  1. Service References: The services are full of references to the descendants of “Abraham, Isaac, and Jacob” and the genealogies show Jesus to be descended from Judah, older brother of Joseph, son of Leah. In the Canon of St. Andrew of Crete, sung during the first week of Great Lent, St. Andrew laments: “I confess my sins to You, O Christ my King, like Joseph's brothers have I sold into slavery him who was chaste and pure.As an image of our Lord was that righteous soul cast out by his brothers and sold into slavery, while you, my soul, have sold yourself into your own evil hands.O suffering and hopeless soul, imitate the purity of mind in righteous Joseph, and do not sin by being led astray by irrational desires. Joseph's being placed in a pit formed an image of Your burial and resurrection, O Lord and Master. Will I ever be able to endure such things for Your sake?” – a question we can still ponder today. Am I more like the brothers, or becoming more like Joseph? In what way is the pit like the burial of our Lord?

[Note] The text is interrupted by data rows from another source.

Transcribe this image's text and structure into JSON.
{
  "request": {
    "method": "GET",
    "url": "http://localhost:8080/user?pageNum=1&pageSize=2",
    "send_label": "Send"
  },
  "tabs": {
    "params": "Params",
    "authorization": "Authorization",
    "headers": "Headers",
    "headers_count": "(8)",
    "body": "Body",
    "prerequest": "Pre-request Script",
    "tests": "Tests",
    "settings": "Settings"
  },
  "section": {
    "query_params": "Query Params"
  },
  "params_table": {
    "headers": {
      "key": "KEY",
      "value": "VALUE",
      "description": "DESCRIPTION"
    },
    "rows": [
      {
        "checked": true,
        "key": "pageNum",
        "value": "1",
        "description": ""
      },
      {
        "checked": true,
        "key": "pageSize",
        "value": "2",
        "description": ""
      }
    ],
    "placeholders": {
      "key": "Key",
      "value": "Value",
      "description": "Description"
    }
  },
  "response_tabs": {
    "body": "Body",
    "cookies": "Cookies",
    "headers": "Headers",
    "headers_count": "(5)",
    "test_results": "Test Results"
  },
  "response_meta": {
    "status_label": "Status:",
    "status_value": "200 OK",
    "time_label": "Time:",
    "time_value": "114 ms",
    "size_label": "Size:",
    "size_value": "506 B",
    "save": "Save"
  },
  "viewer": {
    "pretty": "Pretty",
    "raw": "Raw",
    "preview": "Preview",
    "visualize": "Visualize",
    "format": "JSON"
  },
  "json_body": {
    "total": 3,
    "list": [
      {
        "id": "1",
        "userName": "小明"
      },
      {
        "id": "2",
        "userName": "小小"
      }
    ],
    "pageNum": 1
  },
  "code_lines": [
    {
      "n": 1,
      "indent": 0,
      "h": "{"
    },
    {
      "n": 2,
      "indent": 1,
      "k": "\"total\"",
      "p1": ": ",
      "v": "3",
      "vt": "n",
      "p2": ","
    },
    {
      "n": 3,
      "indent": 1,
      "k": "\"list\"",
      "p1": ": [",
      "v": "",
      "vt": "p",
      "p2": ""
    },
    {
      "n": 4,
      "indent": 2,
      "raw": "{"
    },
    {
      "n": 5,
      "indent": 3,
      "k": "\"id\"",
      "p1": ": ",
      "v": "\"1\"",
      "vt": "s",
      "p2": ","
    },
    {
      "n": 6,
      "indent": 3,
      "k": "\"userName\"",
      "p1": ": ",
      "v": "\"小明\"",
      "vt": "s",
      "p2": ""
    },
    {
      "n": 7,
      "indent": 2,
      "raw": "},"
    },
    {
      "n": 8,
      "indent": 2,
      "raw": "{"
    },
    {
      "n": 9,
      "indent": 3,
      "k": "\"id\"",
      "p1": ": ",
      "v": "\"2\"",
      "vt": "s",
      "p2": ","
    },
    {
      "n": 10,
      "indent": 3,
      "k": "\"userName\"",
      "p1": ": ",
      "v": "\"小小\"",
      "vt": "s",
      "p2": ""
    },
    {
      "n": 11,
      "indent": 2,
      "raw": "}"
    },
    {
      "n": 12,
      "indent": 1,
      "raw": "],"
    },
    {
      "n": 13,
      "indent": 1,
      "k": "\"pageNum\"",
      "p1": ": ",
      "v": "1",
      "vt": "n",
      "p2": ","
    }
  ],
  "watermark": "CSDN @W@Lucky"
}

  1. Discussion: Talk about dysfunctional families! This one is phenomenal! Be careful in this discussion since many of your students may be from families with divorces, splits, etc., also. Have the students describe their favorite memory of family life. Their least favorite? How would Joseph and his brothers have answered this same question? Do our families have a great influence over our future? A little? How important is the family? How has your family influenced you?

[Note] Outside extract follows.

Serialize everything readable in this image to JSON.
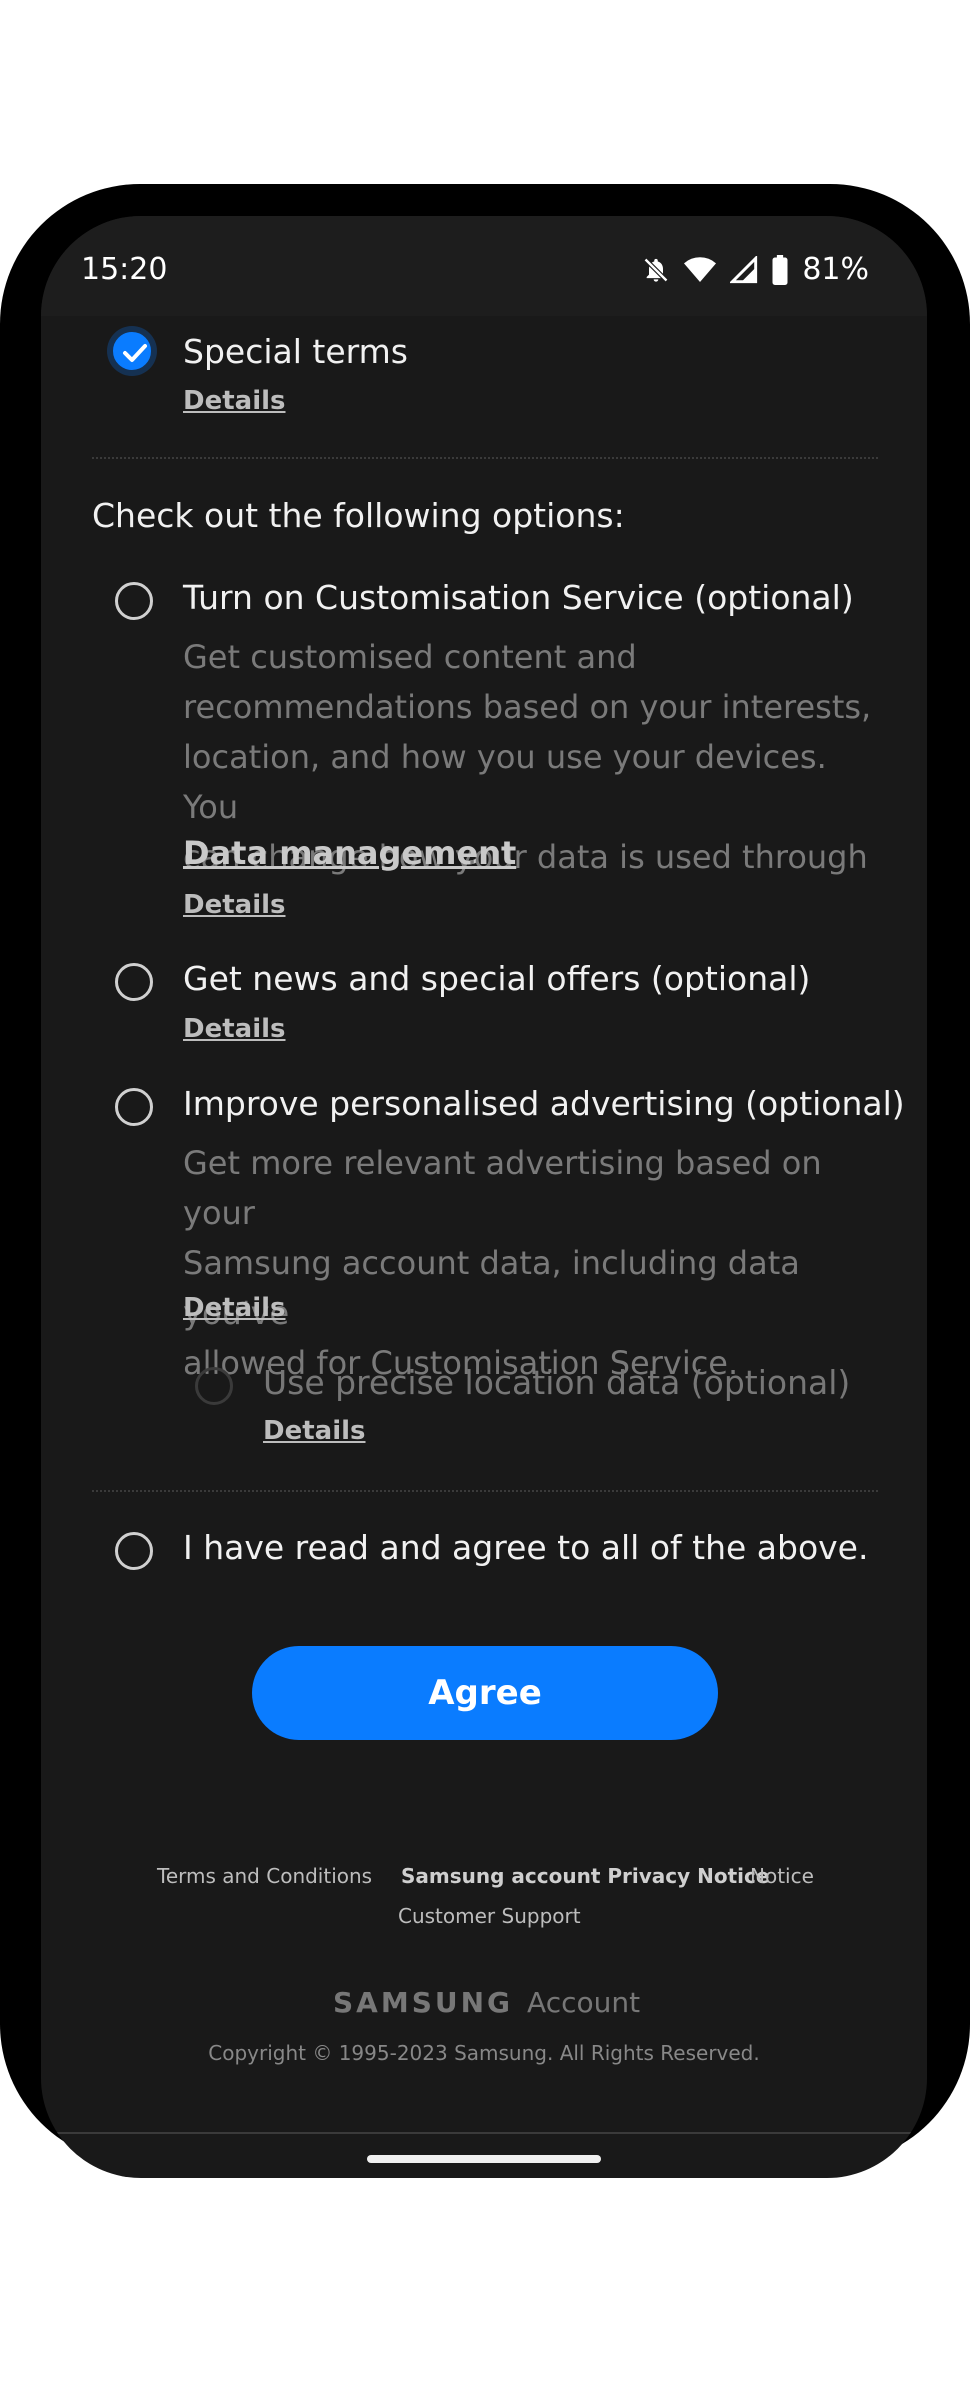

Joseph was a teenager when the events of this chapter occurred. Do teens have an obligation to their families? Brainstorm for particulars here. Families to their teens? Again, be specific. What sort of relationship should there be between brothers? Between parents and children? What is the reality in the family of Joseph? What is the reality in your family? Are you getting as much out of family life as you can? Are you giving as much as you can?

                        Whose “fault” was the events of the story? What part did Jacob play? Joseph? The brothers? How could each of them have changed their own behavior in such a way that the disastrous events of the end of the chapter could have been avoided? Looking back to each student’s least favorite family event (not necessarily out loud): Who played a role? How could things have been different? Is there a particular person or situation who seems to be the focus of the family’s problems?

                        We have Joseph’s family tree. What about doing a family tree for each student. Start in class with what the student knows – parents, siblings, grandparents, aunts, uncles, cousins. Take it home to work on with the parents for earlier generations.


  1. Close with prayer: Pray specifically for the person or situation the student has identified as a problem focus in his family.